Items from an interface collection
────────────────────────────────────────

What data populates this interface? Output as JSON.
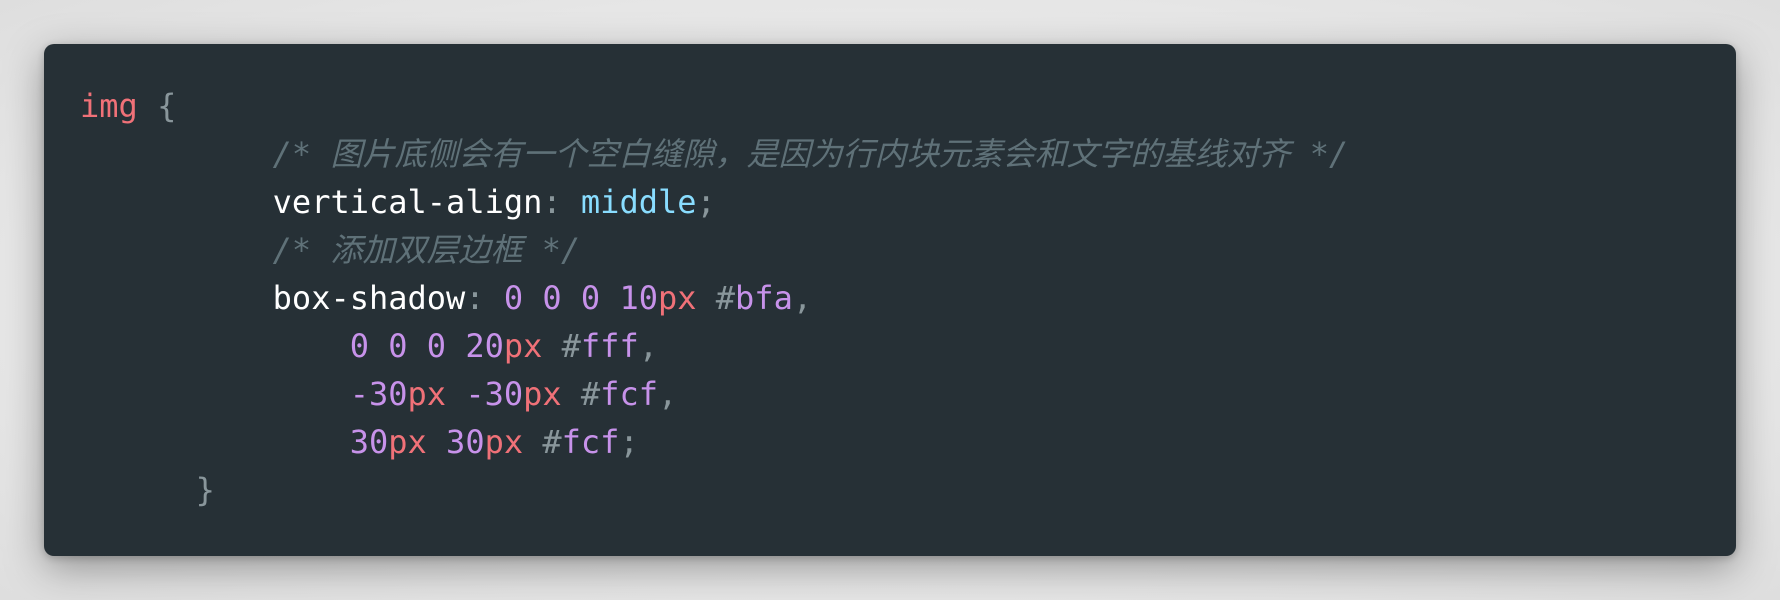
{
  "code": {
    "lines": [
      [
        {
          "t": "img",
          "k": "selector"
        },
        {
          "t": " ",
          "k": "ws"
        },
        {
          "t": "{",
          "k": "punct"
        }
      ],
      [
        {
          "t": "          ",
          "k": "ws"
        },
        {
          "t": "/* 图片底侧会有一个空白缝隙，是因为行内块元素会和文字的基线对齐 */",
          "k": "comment"
        }
      ],
      [
        {
          "t": "          ",
          "k": "ws"
        },
        {
          "t": "vertical-align",
          "k": "prop"
        },
        {
          "t": ": ",
          "k": "punct"
        },
        {
          "t": "middle",
          "k": "value"
        },
        {
          "t": ";",
          "k": "punct"
        }
      ],
      [
        {
          "t": "          ",
          "k": "ws"
        },
        {
          "t": "/* 添加双层边框 */",
          "k": "comment"
        }
      ],
      [
        {
          "t": "          ",
          "k": "ws"
        },
        {
          "t": "box-shadow",
          "k": "prop"
        },
        {
          "t": ": ",
          "k": "punct"
        },
        {
          "t": "0",
          "k": "num"
        },
        {
          "t": " ",
          "k": "ws"
        },
        {
          "t": "0",
          "k": "num"
        },
        {
          "t": " ",
          "k": "ws"
        },
        {
          "t": "0",
          "k": "num"
        },
        {
          "t": " ",
          "k": "ws"
        },
        {
          "t": "10",
          "k": "num"
        },
        {
          "t": "px",
          "k": "unit"
        },
        {
          "t": " ",
          "k": "ws"
        },
        {
          "t": "#",
          "k": "hash"
        },
        {
          "t": "bfa",
          "k": "hex"
        },
        {
          "t": ",",
          "k": "punct"
        }
      ],
      [
        {
          "t": "              ",
          "k": "ws"
        },
        {
          "t": "0",
          "k": "num"
        },
        {
          "t": " ",
          "k": "ws"
        },
        {
          "t": "0",
          "k": "num"
        },
        {
          "t": " ",
          "k": "ws"
        },
        {
          "t": "0",
          "k": "num"
        },
        {
          "t": " ",
          "k": "ws"
        },
        {
          "t": "20",
          "k": "num"
        },
        {
          "t": "px",
          "k": "unit"
        },
        {
          "t": " ",
          "k": "ws"
        },
        {
          "t": "#",
          "k": "hash"
        },
        {
          "t": "fff",
          "k": "hex"
        },
        {
          "t": ",",
          "k": "punct"
        }
      ],
      [
        {
          "t": "              ",
          "k": "ws"
        },
        {
          "t": "-30",
          "k": "num"
        },
        {
          "t": "px",
          "k": "unit"
        },
        {
          "t": " ",
          "k": "ws"
        },
        {
          "t": "-30",
          "k": "num"
        },
        {
          "t": "px",
          "k": "unit"
        },
        {
          "t": " ",
          "k": "ws"
        },
        {
          "t": "#",
          "k": "hash"
        },
        {
          "t": "fcf",
          "k": "hex"
        },
        {
          "t": ",",
          "k": "punct"
        }
      ],
      [
        {
          "t": "              ",
          "k": "ws"
        },
        {
          "t": "30",
          "k": "num"
        },
        {
          "t": "px",
          "k": "unit"
        },
        {
          "t": " ",
          "k": "ws"
        },
        {
          "t": "30",
          "k": "num"
        },
        {
          "t": "px",
          "k": "unit"
        },
        {
          "t": " ",
          "k": "ws"
        },
        {
          "t": "#",
          "k": "hash"
        },
        {
          "t": "fcf",
          "k": "hex"
        },
        {
          "t": ";",
          "k": "punct"
        }
      ],
      [
        {
          "t": "      ",
          "k": "ws"
        },
        {
          "t": "}",
          "k": "punct"
        }
      ]
    ]
  },
  "theme": {
    "background": "#263036",
    "selector": "#f07178",
    "comment": "#5f7178",
    "property": "#ffffff",
    "value": "#89ddff",
    "number": "#c792ea",
    "unit": "#f07178",
    "punctuation": "#89969b"
  }
}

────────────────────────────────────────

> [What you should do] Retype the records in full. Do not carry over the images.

> [Problem solution]
What data populates this interface? Output as JSON.
{
  "code": {
    "lines": [
      [
        {
          "t": "img",
          "k": "selector"
        },
        {
          "t": " ",
          "k": "ws"
        },
        {
          "t": "{",
          "k": "punct"
        }
      ],
      [
        {
          "t": "          ",
          "k": "ws"
        },
        {
          "t": "/* 图片底侧会有一个空白缝隙，是因为行内块元素会和文字的基线对齐 */",
          "k": "comment"
        }
      ],
      [
        {
          "t": "          ",
          "k": "ws"
        },
        {
          "t": "vertical-align",
          "k": "prop"
        },
        {
          "t": ": ",
          "k": "punct"
        },
        {
          "t": "middle",
          "k": "value"
        },
        {
          "t": ";",
          "k": "punct"
        }
      ],
      [
        {
          "t": "          ",
          "k": "ws"
        },
        {
          "t": "/* 添加双层边框 */",
          "k": "comment"
        }
      ],
      [
        {
          "t": "          ",
          "k": "ws"
        },
        {
          "t": "box-shadow",
          "k": "prop"
        },
        {
          "t": ": ",
          "k": "punct"
        },
        {
          "t": "0",
          "k": "num"
        },
        {
          "t": " ",
          "k": "ws"
        },
        {
          "t": "0",
          "k": "num"
        },
        {
          "t": " ",
          "k": "ws"
        },
        {
          "t": "0",
          "k": "num"
        },
        {
          "t": " ",
          "k": "ws"
        },
        {
          "t": "10",
          "k": "num"
        },
        {
          "t": "px",
          "k": "unit"
        },
        {
          "t": " ",
          "k": "ws"
        },
        {
          "t": "#",
          "k": "hash"
        },
        {
          "t": "bfa",
          "k": "hex"
        },
        {
          "t": ",",
          "k": "punct"
        }
      ],
      [
        {
          "t": "              ",
          "k": "ws"
        },
        {
          "t": "0",
          "k": "num"
        },
        {
          "t": " ",
          "k": "ws"
        },
        {
          "t": "0",
          "k": "num"
        },
        {
          "t": " ",
          "k": "ws"
        },
        {
          "t": "0",
          "k": "num"
        },
        {
          "t": " ",
          "k": "ws"
        },
        {
          "t": "20",
          "k": "num"
        },
        {
          "t": "px",
          "k": "unit"
        },
        {
          "t": " ",
          "k": "ws"
        },
        {
          "t": "#",
          "k": "hash"
        },
        {
          "t": "fff",
          "k": "hex"
        },
        {
          "t": ",",
          "k": "punct"
        }
      ],
      [
        {
          "t": "              ",
          "k": "ws"
        },
        {
          "t": "-30",
          "k": "num"
        },
        {
          "t": "px",
          "k": "unit"
        },
        {
          "t": " ",
          "k": "ws"
        },
        {
          "t": "-30",
          "k": "num"
        },
        {
          "t": "px",
          "k": "unit"
        },
        {
          "t": " ",
          "k": "ws"
        },
        {
          "t": "#",
          "k": "hash"
        },
        {
          "t": "fcf",
          "k": "hex"
        },
        {
          "t": ",",
          "k": "punct"
        }
      ],
      [
        {
          "t": "              ",
          "k": "ws"
        },
        {
          "t": "30",
          "k": "num"
        },
        {
          "t": "px",
          "k": "unit"
        },
        {
          "t": " ",
          "k": "ws"
        },
        {
          "t": "30",
          "k": "num"
        },
        {
          "t": "px",
          "k": "unit"
        },
        {
          "t": " ",
          "k": "ws"
        },
        {
          "t": "#",
          "k": "hash"
        },
        {
          "t": "fcf",
          "k": "hex"
        },
        {
          "t": ";",
          "k": "punct"
        }
      ],
      [
        {
          "t": "      ",
          "k": "ws"
        },
        {
          "t": "}",
          "k": "punct"
        }
      ]
    ]
  },
  "theme": {
    "background": "#263036",
    "selector": "#f07178",
    "comment": "#5f7178",
    "property": "#ffffff",
    "value": "#89ddff",
    "number": "#c792ea",
    "unit": "#f07178",
    "punctuation": "#89969b"
  }
}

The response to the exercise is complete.